Çavuşoğlu told TRT that he voiced Turkey’s “unease” over recent statements from the EU during the call with Timmermans. The minister and Timmermans agreed to meet in Antalya on the sidelines of a United Nations conference in the coming days, he added.

“Within this framework, an agreement in principle has been reached to hold a meeting with Timmermans at the foreign minister level in the coming days, either in Antalya or Ankara on the sidelines of the Midterm Review conference for the Istanbul Program of Action for the Least Developed Countries (LDCs),” the diplomatic source told HDN earlier on May 24.

The Mediterranean resort province of Antalya, the hometown of Çavuşoğlu, will host the U.N. conference set to set to undertake a review of progress made during the past five years by the world’s 48 LDCs from May 27 to 29.

“During the call, views have been exchanged in regards to the particularity on mutually implementing of the agreement reached with the EU within the context of the irregular migration and readmission/visa liberalization arrangements,” the diplomatic source, speaking under customary condition of anonymity, also said.

When the diplomatic sources were speaking with the HDN in the morning hours, Turkey’s new prime minister, Binali Yıldırım, had not yet unveiled his new cabinet line-up two days after being given a mandate by Erdoğan.

Çavuşoğlu is among the ministers who remained in place.

‘Very radical decisions’

Just a few hours before Çavuşoğlu initiated the call with Timmermans, Erdoğan and German Chancellor Angela Merkel held thorny talks on the sidelines of the World Humanitarian Summit in Istanbul.

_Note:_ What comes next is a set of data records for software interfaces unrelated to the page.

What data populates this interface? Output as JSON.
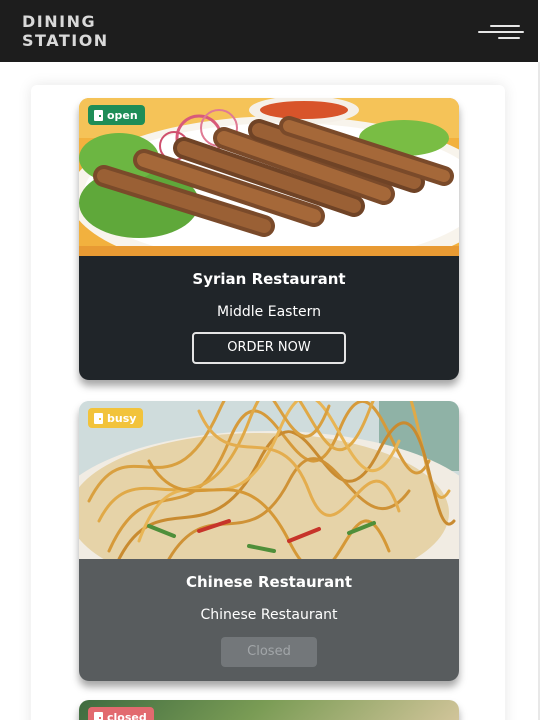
{
  "app": {
    "brand": "DINING\nSTATION"
  },
  "restaurants": [
    {
      "status": "open",
      "name": "Syrian Restaurant",
      "cuisine": "Middle Eastern",
      "action_label": "ORDER NOW",
      "status_color": "#1e8d57",
      "photo_subject": "seekh kebabs"
    },
    {
      "status": "busy",
      "name": "Chinese Restaurant",
      "cuisine": "Chinese Restaurant",
      "action_label": "Closed",
      "status_color": "#f2c33b",
      "photo_subject": "noodles"
    },
    {
      "status": "closed",
      "status_color": "#e26a6f",
      "photo_subject": "food"
    }
  ],
  "icons": {
    "menu": "hamburger-menu-icon",
    "status": "door-icon"
  }
}
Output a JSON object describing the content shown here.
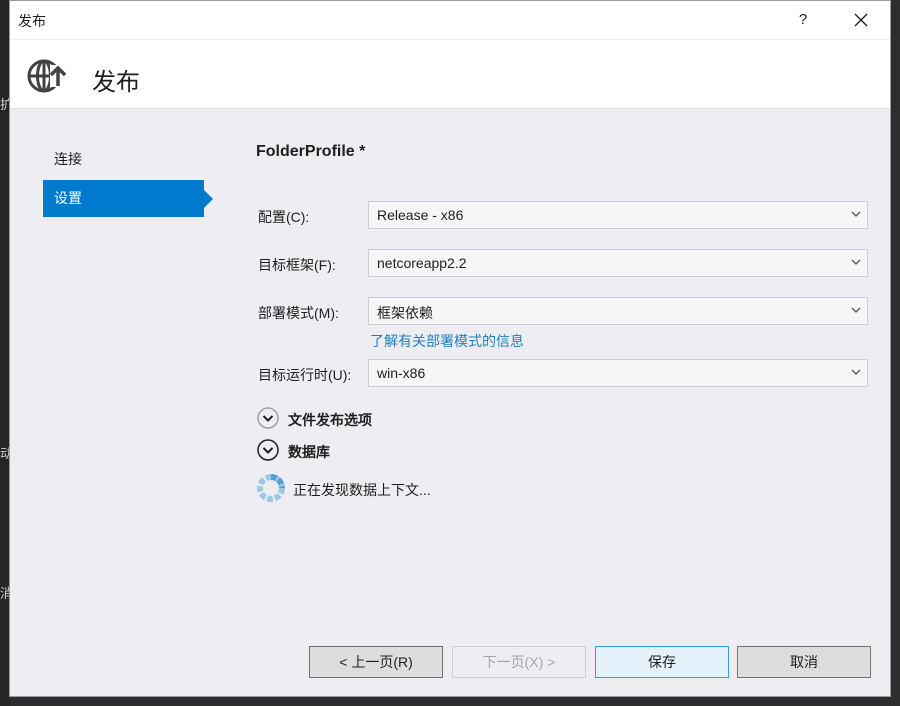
{
  "window": {
    "title": "发布",
    "help_label": "?",
    "close_label": "✕"
  },
  "header": {
    "title": "发布"
  },
  "nav": {
    "items": [
      {
        "label": "连接",
        "active": false
      },
      {
        "label": "设置",
        "active": true
      }
    ]
  },
  "settings": {
    "profile_name": "FolderProfile *",
    "configuration": {
      "label": "配置(C):",
      "value": "Release - x86"
    },
    "target_framework": {
      "label": "目标框架(F):",
      "value": "netcoreapp2.2"
    },
    "deployment_mode": {
      "label": "部署模式(M):",
      "value": "框架依赖"
    },
    "deployment_mode_link": "了解有关部署模式的信息",
    "target_runtime": {
      "label": "目标运行时(U):",
      "value": "win-x86"
    },
    "file_publish_options_label": "文件发布选项",
    "databases_label": "数据库",
    "discovering_text": "正在发现数据上下文..."
  },
  "buttons": {
    "previous": "< 上一页(R)",
    "next": "下一页(X) >",
    "save": "保存",
    "cancel": "取消"
  },
  "background": {
    "frag1": "扩",
    "frag2": "动",
    "frag3": "消"
  },
  "colors": {
    "accent": "#007acc",
    "link": "#1e7fc1",
    "dialog_bg": "#eeeef2"
  }
}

Sources from the Turkish president’s office said Erdoğan and Merkel agreed that Turkey needed talks with EU institutions on its sensitivities in the fight against terrorism as they try to keep a landmark migration deal on track. 

Earlier on the same day, however, Erdoğan’s economy adviser, Yiğit Bulut, told state broadcaster TRT that Turkey could make “very radical decisions,” including shelving a customs union agreement with the EU, if the bloc fails to “meet promises made to Turkish citizens.”

“Let them continue to apply double standards, let them continue not to keep their promises for Turkish citizens, but they should know that if they maintain this attitude Turkey will take some very radical decisions very soon,” Bulut said. “[Turkey] could review all relations with the EU, including the customs union deals and the migrant readmission agreements. Europe has to keep its promises,” he said.